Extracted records
== Segment start ==

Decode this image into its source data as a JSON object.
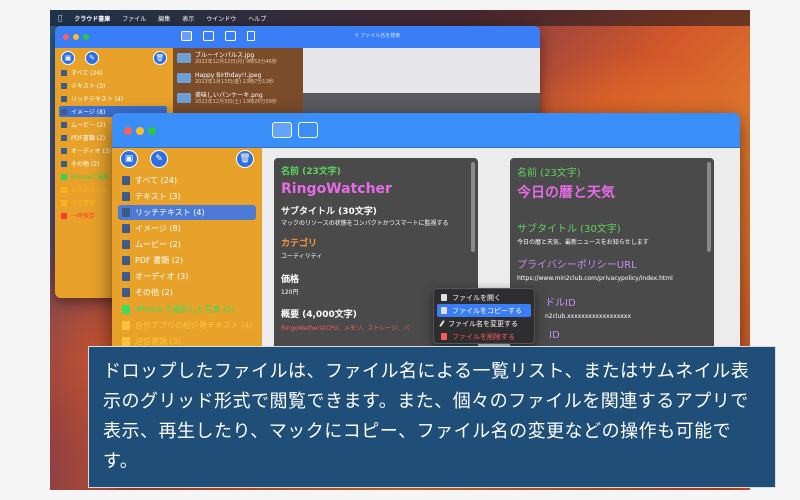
{
  "menubar": {
    "app_name": "クラウド書庫",
    "items": [
      "ファイル",
      "編集",
      "表示",
      "ウインドウ",
      "ヘルプ"
    ]
  },
  "back_window": {
    "search_placeholder": "ファイル名を検索",
    "sidebar": [
      {
        "label": "すべて (24)"
      },
      {
        "label": "テキスト (3)"
      },
      {
        "label": "リッチテキスト (4)"
      },
      {
        "label": "イメージ (8)"
      },
      {
        "label": "ムービー (2)"
      },
      {
        "label": "PDF書類 (2)"
      },
      {
        "label": "オーディオ (3)"
      },
      {
        "label": "その他 (2)"
      },
      {
        "label": "iPhoneで撮影"
      },
      {
        "label": "自作アプリの"
      },
      {
        "label": "送信書類"
      },
      {
        "label": "一時保存"
      }
    ],
    "files": [
      {
        "name": "ブルーインパルス.jpg",
        "date": "2022年12月12日(月) 9時53分46秒"
      },
      {
        "name": "Happy Birthday!!.jpeg",
        "date": "2023年1月13日(金) 13時7分13秒"
      },
      {
        "name": "美味しいパンケーキ.png",
        "date": "2022年12月3日(土) 13時26分59秒"
      }
    ]
  },
  "front_window": {
    "sidebar": [
      {
        "label": "すべて (24)"
      },
      {
        "label": "テキスト (3)"
      },
      {
        "label": "リッチテキスト (4)"
      },
      {
        "label": "イメージ (8)"
      },
      {
        "label": "ムービー (2)"
      },
      {
        "label": "PDF 書類 (2)"
      },
      {
        "label": "オーディオ (3)"
      },
      {
        "label": "その他 (2)"
      },
      {
        "label": "iPhone で撮影した写真 (5)"
      },
      {
        "label": "自作アプリの紹介用テキスト (4)"
      },
      {
        "label": "送信書類 (3)"
      }
    ],
    "card1": {
      "name_label": "名前 (23文字)",
      "name_value": "RingoWatcher",
      "subtitle_label": "サブタイトル (30文字)",
      "subtitle_value": "マックのリソースの状態をコンパクトかつスマートに監視する",
      "category_label": "カテゴリ",
      "category_value": "ユーティリティ",
      "price_label": "価格",
      "price_value": "120円",
      "overview_label": "概要 (4,000文字)",
      "overview_value": "RingoWatherはCPU、メモリ、ストレージ、バ"
    },
    "card2": {
      "name_label": "名前 (23文字)",
      "name_value": "今日の暦と天気",
      "subtitle_label": "サブタイトル (30文字)",
      "subtitle_value": "今日の暦と天気、最新ニュースをお知らせします",
      "privacy_label": "プライバシーポリシーURL",
      "privacy_value": "https://www.min2club.com/privacypolicy/index.html",
      "bundle_label": "ドルID",
      "bundle_value": "n2club.xxxxxxxxxxxxxxxxxx",
      "sku_label": "ID"
    },
    "context_menu": [
      {
        "label": "ファイルを開く"
      },
      {
        "label": "ファイルをコピーする"
      },
      {
        "label": "ファイル名を変更する"
      },
      {
        "label": "ファイルを削除する"
      }
    ]
  },
  "caption": {
    "text": "ドロップしたファイルは、ファイル名による一覧リスト、またはサムネイル表示のグリッド形式で閲覧できます。また、個々のファイルを関連するアプリで表示、再生したり、マックにコピー、ファイル名の変更などの操作も可能です。"
  },
  "colors": {
    "toolbar_blue": "#3a8ef8",
    "sidebar_orange": "#e8a22a",
    "caption_bg": "#1f4f78"
  }
}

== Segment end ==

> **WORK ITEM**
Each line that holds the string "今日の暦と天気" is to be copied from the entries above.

> **ANSWER FOR THIS EXERCISE**
      "name_value": "今日の暦と天気",
      "subtitle_value": "今日の暦と天気、最新ニュースをお知らせします",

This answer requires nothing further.